This year, UNTIL is offering you a way to make the football tradition even more special. If you are in the Bay Area this season and you want to support an awesome team and a great cause all at the same time, there is no need to look any further. This year we have teamed up with the Oakland Raiders to raise funds and awareness for HIV/AIDS. When you buy select Raiders tickets through us, a part of your purchase goes to the UTAC cause.

Help us Tackle the Fight Against HIV!!

NJ Ride Against AIDS

Reposted from newjerseyrideagainstaids.wordpress.com

NJRAA September 21, 22 & 23, 2012

New Jersey Ride Against AIDS is a three-day bicycling event that benefits New Jersey AIDS charities. The ride begins at High Point State Park in beautiful northwest New Jersey and concludes in the charming Victorian town of Cape May at the southernmost point of the state.
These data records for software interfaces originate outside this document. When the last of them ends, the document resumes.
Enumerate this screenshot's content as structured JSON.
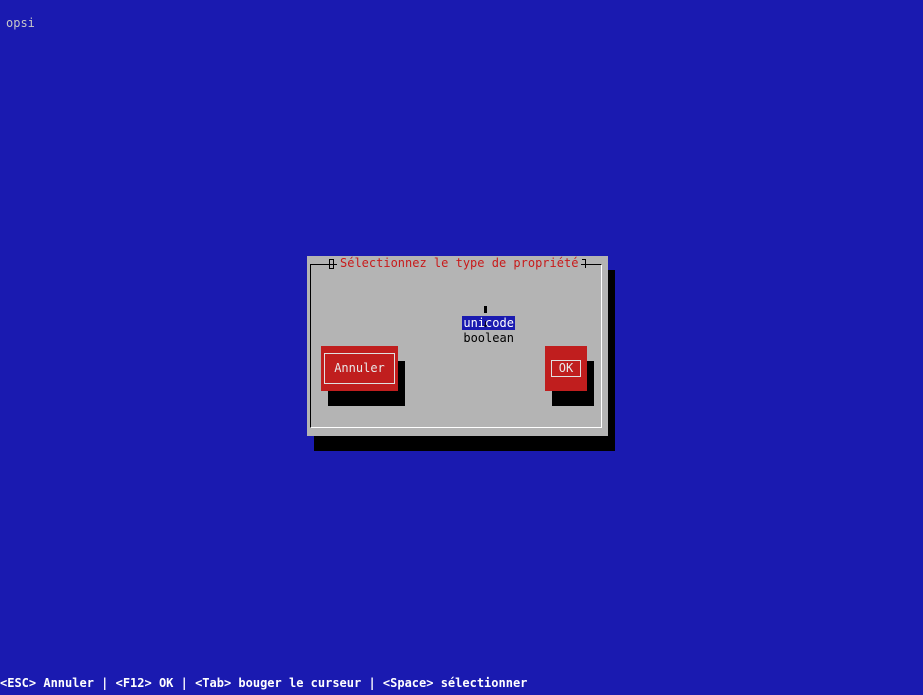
{
  "app": {
    "title": "opsi"
  },
  "dialog": {
    "title": "Sélectionnez le type de propriété",
    "options": [
      {
        "label": "unicode",
        "selected": true
      },
      {
        "label": "boolean",
        "selected": false
      }
    ],
    "scroll_indicator": "↓",
    "buttons": {
      "cancel": "Annuler",
      "ok": "OK"
    }
  },
  "footer": {
    "hint": "<ESC> Annuler | <F12> OK | <Tab> bouger le curseur | <Space> sélectionner"
  },
  "colors": {
    "background": "#1a1ab0",
    "dialog": "#b4b4b4",
    "button": "#c01e1e",
    "title": "#c81a1a"
  }
}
The length of the ride is approximately 250 miles.

In order to participate in the Ride, you will need to download and complete all necessary forms. Individual riders are required to raise a minimum of $1500 in pledge donations to participate. Teams of 4 or more riders may raise a minimum of $1000 per team member. Crew members are not required to fundraise, but are encouraged to do so.

Riders may choose to participate for the entire 3 days or may choose to do the one-day, 60 mile ride on Sunday. Crew members are required to participate for the full three day event.

100% of pledge donations raised by riders and crew go directly to the charities.

Cape May LightAll riders that participate in The Ride must comply with all of the New Jersey bicycling laws.

Please visit our FAQ page for frequently asked questions pertaining to the ride. There is also a wealth of information pertaining to this ride on this site. If you have a specific question that might not be found here, please feel free to leave a comment or question below or contact us at:

NJ Ride Against AIDS
P.O. Box 127
Bradley Beach, NJ 07720

(732) 988-6593

Your participation makes a difference!



An Opportunistic Infection by Mwaganu wa Kaggia

I am embarrassed to talk about SEX
So I avoid talking to my children
I giggle and laugh nervously
Whenever the word SEX is mentioned
I am too embarrassed to look up

In the age of HIV/AIDS
My embarrassment continues
I am even afraid to read about the disease
I am so embarrassed

Now, I am at a loss
My daughter, my son,
my husband and I have AIDS
We have never talked about SEX and AIDS
Even when we knew better
We were too embarrassed
Too embarrassed to protect ourselves
Too embarrassed to keep DEATH at bay

Now I am too embarrassed
To let anyone know about us
Then one day
My mother opened my eyes
She said, ” Your family is not dying of AIDS
It is dying of embarrassment,

Today, we are no longer sick with embarrassment
We know better
That noone ever died of embarrassment
But DAILY, a loved one dies of AIDS.

By Mwaganu wa Kaggia-8-26-94

Source: http://www.whatifitwereyou.org/resources.html